● What is required
Each entry is to be output precisely as it appears.

--- Extracted entries ---

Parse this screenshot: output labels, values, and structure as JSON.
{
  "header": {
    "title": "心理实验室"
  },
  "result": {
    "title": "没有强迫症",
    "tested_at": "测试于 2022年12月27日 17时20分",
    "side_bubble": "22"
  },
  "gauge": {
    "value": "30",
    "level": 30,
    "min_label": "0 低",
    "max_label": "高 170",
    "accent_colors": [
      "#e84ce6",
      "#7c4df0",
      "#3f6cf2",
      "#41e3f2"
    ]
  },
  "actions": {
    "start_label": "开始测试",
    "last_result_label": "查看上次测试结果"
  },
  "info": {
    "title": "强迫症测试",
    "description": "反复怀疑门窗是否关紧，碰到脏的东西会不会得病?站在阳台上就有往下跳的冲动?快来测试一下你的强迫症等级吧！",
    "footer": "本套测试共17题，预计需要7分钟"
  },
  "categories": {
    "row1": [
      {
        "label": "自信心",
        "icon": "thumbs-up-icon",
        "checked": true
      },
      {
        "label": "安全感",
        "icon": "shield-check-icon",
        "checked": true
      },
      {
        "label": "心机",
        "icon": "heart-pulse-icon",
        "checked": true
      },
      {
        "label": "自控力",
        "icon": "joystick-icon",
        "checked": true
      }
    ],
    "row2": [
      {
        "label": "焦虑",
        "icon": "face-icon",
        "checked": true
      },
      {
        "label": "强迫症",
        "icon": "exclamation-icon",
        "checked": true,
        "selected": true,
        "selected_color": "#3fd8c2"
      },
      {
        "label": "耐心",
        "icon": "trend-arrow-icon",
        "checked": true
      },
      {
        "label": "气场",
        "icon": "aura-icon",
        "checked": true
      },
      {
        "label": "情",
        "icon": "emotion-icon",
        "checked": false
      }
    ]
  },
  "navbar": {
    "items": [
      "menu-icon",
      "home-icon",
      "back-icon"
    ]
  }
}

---

● Solution to this problem
Parse this screenshot: output labels, values, and structure as JSON.
{
  "header": {
    "title": "心理实验室"
  },
  "result": {
    "title": "没有强迫症",
    "tested_at": "测试于 2022年12月27日 17时20分",
    "side_bubble": "22"
  },
  "gauge": {
    "value": "30",
    "level": 30,
    "min_label": "0 低",
    "max_label": "高 170",
    "accent_colors": [
      "#e84ce6",
      "#7c4df0",
      "#3f6cf2",
      "#41e3f2"
    ]
  },
  "actions": {
    "start_label": "开始测试",
    "last_result_label": "查看上次测试结果"
  },
  "info": {
    "title": "强迫症测试",
    "description": "反复怀疑门窗是否关紧，碰到脏的东西会不会得病?站在阳台上就有往下跳的冲动?快来测试一下你的强迫症等级吧！",
    "footer": "本套测试共17题，预计需要7分钟"
  },
  "categories": {
    "row1": [
      {
        "label": "自信心",
        "icon": "thumbs-up-icon",
        "checked": true
      },
      {
        "label": "安全感",
        "icon": "shield-check-icon",
        "checked": true
      },
      {
        "label": "心机",
        "icon": "heart-pulse-icon",
        "checked": true
      },
      {
        "label": "自控力",
        "icon": "joystick-icon",
        "checked": true
      }
    ],
    "row2": [
      {
        "label": "焦虑",
        "icon": "face-icon",
        "checked": true
      },
      {
        "label": "强迫症",
        "icon": "exclamation-icon",
        "checked": true,
        "selected": true,
        "selected_color": "#3fd8c2"
      },
      {
        "label": "耐心",
        "icon": "trend-arrow-icon",
        "checked": true
      },
      {
        "label": "气场",
        "icon": "aura-icon",
        "checked": true
      },
      {
        "label": "情",
        "icon": "emotion-icon",
        "checked": false
      }
    ]
  },
  "navbar": {
    "items": [
      "menu-icon",
      "home-icon",
      "back-icon"
    ]
  }
}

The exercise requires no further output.